Activity
Lines containing the word "河北省廊坊市固安县工业园区南区" are the ones to copy from the records below.

Records

● ● ● ● ●

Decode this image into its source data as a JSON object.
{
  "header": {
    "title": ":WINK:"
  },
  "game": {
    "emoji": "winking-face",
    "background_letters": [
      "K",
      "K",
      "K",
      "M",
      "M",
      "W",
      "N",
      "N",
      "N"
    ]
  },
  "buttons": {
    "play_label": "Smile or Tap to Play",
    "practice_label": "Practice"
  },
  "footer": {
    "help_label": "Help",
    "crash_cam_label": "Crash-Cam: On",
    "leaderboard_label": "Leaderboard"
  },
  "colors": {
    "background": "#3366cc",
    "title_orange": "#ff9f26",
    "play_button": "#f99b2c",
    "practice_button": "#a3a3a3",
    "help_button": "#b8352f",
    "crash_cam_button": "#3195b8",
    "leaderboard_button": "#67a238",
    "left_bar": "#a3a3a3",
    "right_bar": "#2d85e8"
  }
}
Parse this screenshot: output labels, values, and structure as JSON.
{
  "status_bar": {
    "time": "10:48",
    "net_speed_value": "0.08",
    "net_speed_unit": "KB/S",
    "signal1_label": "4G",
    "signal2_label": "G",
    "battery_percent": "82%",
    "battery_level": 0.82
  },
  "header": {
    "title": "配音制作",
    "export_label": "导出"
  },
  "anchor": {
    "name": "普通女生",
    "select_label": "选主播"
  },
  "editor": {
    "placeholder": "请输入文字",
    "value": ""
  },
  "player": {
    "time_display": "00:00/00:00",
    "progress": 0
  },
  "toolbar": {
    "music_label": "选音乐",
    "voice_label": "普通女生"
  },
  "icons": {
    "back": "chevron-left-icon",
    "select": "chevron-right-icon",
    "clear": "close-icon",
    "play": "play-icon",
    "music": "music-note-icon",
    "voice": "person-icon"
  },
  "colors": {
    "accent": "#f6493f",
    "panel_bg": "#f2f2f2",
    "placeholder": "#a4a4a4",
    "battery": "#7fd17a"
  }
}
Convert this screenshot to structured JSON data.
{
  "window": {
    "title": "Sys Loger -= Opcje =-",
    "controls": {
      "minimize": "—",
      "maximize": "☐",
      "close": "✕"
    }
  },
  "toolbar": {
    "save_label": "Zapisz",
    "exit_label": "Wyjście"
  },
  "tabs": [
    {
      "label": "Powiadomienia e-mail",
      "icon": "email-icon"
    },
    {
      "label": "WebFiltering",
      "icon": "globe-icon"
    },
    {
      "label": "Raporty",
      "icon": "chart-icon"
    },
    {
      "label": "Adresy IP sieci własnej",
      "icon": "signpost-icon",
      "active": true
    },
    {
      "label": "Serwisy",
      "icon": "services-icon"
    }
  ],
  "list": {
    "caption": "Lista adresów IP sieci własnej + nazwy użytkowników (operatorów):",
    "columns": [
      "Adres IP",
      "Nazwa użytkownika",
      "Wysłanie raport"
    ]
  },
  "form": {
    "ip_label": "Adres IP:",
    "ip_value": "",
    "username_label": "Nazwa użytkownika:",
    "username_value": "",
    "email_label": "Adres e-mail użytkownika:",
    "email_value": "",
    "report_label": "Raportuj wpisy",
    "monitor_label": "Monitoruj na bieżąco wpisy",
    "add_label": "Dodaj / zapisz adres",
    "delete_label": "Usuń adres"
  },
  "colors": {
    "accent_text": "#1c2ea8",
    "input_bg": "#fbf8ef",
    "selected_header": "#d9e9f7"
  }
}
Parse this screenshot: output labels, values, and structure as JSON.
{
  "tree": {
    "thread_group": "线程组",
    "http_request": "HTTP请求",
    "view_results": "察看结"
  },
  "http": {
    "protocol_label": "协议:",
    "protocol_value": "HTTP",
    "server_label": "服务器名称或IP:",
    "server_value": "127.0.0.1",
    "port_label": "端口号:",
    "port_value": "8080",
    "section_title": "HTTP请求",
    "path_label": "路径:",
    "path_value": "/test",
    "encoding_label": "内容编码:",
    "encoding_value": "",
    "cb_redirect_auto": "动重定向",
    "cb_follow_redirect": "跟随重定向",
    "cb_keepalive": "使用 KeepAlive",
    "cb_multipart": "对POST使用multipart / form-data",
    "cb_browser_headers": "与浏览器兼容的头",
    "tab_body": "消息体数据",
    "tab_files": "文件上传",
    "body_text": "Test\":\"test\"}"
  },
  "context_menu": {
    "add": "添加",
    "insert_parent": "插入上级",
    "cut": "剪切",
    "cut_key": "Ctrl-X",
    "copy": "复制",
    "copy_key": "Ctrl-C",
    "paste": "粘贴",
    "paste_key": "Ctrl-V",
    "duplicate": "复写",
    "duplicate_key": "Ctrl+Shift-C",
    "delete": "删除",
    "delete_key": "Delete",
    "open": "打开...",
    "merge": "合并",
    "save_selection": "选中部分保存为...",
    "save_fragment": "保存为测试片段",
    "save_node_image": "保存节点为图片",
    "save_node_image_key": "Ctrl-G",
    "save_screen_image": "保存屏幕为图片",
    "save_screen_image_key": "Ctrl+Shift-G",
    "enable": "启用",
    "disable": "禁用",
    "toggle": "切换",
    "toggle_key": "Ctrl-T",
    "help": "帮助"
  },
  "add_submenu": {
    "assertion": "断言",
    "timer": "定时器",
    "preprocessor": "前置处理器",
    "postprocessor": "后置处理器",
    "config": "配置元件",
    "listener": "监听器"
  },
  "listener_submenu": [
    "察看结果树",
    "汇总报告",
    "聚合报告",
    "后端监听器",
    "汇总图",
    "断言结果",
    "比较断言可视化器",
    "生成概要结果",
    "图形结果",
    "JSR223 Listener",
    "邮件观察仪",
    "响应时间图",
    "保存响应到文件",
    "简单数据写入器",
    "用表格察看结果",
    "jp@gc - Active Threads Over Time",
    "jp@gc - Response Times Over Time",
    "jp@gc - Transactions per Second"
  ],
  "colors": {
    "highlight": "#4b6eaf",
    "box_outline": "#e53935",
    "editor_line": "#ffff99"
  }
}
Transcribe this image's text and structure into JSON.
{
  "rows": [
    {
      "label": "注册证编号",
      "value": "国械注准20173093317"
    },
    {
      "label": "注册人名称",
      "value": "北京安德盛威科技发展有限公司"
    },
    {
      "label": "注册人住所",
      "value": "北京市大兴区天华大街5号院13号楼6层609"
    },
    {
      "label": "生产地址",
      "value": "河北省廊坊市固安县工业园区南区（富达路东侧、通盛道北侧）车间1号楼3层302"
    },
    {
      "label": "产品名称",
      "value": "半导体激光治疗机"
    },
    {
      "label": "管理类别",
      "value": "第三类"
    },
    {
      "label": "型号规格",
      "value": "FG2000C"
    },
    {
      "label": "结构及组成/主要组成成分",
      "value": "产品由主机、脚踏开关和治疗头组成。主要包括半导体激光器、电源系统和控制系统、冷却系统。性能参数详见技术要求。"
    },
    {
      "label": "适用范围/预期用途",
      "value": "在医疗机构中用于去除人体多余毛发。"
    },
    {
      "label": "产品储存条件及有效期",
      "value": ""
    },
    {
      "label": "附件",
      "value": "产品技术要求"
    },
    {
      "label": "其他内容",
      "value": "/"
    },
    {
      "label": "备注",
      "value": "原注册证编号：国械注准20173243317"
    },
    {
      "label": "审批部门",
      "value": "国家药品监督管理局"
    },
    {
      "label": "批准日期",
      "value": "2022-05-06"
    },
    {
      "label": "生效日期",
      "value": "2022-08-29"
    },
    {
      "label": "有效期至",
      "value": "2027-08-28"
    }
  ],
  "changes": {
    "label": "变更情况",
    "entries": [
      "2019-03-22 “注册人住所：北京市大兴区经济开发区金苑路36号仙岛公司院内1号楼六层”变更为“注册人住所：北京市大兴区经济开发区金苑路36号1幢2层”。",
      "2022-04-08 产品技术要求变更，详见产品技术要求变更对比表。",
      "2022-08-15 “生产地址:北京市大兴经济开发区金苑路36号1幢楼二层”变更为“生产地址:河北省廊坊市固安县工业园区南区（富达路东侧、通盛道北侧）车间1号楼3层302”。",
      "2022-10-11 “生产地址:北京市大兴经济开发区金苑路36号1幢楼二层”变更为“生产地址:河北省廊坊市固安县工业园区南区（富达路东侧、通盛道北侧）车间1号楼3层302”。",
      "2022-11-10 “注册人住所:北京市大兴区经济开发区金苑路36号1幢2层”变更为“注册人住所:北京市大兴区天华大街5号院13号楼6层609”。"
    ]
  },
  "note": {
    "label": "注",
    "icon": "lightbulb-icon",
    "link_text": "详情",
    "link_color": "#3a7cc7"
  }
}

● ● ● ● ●

Result of this exercise
      "value": "河北省廊坊市固安县工业园区南区（富达路东侧、通盛道北侧）车间1号楼3层302"
      "2022-08-15 “生产地址:北京市大兴经济开发区金苑路36号1幢楼二层”变更为“生产地址:河北省廊坊市固安县工业园区南区（富达路东侧、通盛道北侧）车间1号楼3层302”。",
      "2022-10-11 “生产地址:北京市大兴经济开发区金苑路36号1幢楼二层”变更为“生产地址:河北省廊坊市固安县工业园区南区（富达路东侧、通盛道北侧）车间1号楼3层302”。",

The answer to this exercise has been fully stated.